RSV is the leading cause of hospitalization for children in the US. Infants less than one year of age are at highest risk for severe disease and hospitalization. There are now several ways to protect our youngest patients from complications and hospitalization due to RSV.
The new RSV immunization is NOT a vaccine; rather, it is a monoclonal antibody shot that is given to young infants prior to and during RSV season. It was recently unanimously approved by the CDC and protects children from severe RSV disease for 5 months. RSV season is typically November through March, so those infants who are less than 8 months old at the start of RSV season will be eligible to get this shot. Infants who are born during RSV season are also recommended to get this immunization. A small set of children in their second RSV season (who are 8-19 months old) will also be eligible to get this immunization if they have certain medical conditions.
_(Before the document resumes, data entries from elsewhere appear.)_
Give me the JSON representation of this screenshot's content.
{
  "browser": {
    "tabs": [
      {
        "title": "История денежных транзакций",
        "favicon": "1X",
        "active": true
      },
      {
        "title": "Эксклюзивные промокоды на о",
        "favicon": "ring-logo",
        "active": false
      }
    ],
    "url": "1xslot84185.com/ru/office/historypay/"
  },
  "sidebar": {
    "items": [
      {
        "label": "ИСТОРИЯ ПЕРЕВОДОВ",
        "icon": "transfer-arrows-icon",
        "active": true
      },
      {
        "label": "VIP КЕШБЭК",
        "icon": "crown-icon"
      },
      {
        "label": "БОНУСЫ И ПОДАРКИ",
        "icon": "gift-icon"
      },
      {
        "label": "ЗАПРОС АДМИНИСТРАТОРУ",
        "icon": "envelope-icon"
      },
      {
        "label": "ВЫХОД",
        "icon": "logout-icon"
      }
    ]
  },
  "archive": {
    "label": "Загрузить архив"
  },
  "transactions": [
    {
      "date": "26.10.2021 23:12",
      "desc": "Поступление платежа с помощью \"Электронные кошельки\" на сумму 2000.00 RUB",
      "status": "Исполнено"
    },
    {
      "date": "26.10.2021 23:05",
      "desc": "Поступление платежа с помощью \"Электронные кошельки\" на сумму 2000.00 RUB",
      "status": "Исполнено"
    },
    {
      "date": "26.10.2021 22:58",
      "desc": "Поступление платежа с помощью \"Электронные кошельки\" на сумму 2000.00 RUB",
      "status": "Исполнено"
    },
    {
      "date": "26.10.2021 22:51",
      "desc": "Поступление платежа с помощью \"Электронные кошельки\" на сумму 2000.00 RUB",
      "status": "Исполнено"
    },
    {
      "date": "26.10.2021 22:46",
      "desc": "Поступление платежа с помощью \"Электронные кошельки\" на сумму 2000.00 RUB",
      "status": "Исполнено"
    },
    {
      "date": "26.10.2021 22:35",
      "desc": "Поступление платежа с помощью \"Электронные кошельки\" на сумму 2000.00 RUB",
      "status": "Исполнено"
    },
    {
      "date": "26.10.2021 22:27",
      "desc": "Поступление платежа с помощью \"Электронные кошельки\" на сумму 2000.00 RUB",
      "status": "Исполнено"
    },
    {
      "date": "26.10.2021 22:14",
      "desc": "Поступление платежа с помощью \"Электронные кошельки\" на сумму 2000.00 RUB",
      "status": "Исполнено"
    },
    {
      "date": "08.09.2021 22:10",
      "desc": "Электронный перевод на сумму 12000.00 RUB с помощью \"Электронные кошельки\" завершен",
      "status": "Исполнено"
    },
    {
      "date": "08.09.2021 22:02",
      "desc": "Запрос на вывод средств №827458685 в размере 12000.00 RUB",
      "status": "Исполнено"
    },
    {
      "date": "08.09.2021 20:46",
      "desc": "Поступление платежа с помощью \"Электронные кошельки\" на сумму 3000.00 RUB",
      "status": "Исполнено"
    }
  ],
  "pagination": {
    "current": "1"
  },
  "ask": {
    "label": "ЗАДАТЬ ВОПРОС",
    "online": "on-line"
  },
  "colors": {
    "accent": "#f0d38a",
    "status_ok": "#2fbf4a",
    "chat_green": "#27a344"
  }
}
This immunization is safe to be given with other childhood immunizations at well child visits. Side effects are very mild and include rash and injection site reaction (less than 1% of kids get this).
Our pediatricians recommend that all eligible infants receive Beyfortus to protect against RSV.
Click HERE to review RSV Preventative Antibody Immunization Information Statement published by the CDC.
We anticipate having Beyfortus in our clinic in the coming weeks. Please do not call our office to set up a shot-only appointment as we are not scheduling them yet.
We are also encouraging families to check with their insurance provider regarding coverage for Beyfortus.
A maternal vaccine that is given to pregnant mothers was also recently approved to protect infants from RSV. It is given to pregnant mothers during weeks 32-36, and protects infants from severe RSV disease for 3-6 months.
Babies do not need protection from the infant immunization and maternal vaccine—only one is necessary and both seem to offer similar protection from severe disease.
Please note: All of our Beyfortus doses have been assigned to our newborns and our current patients.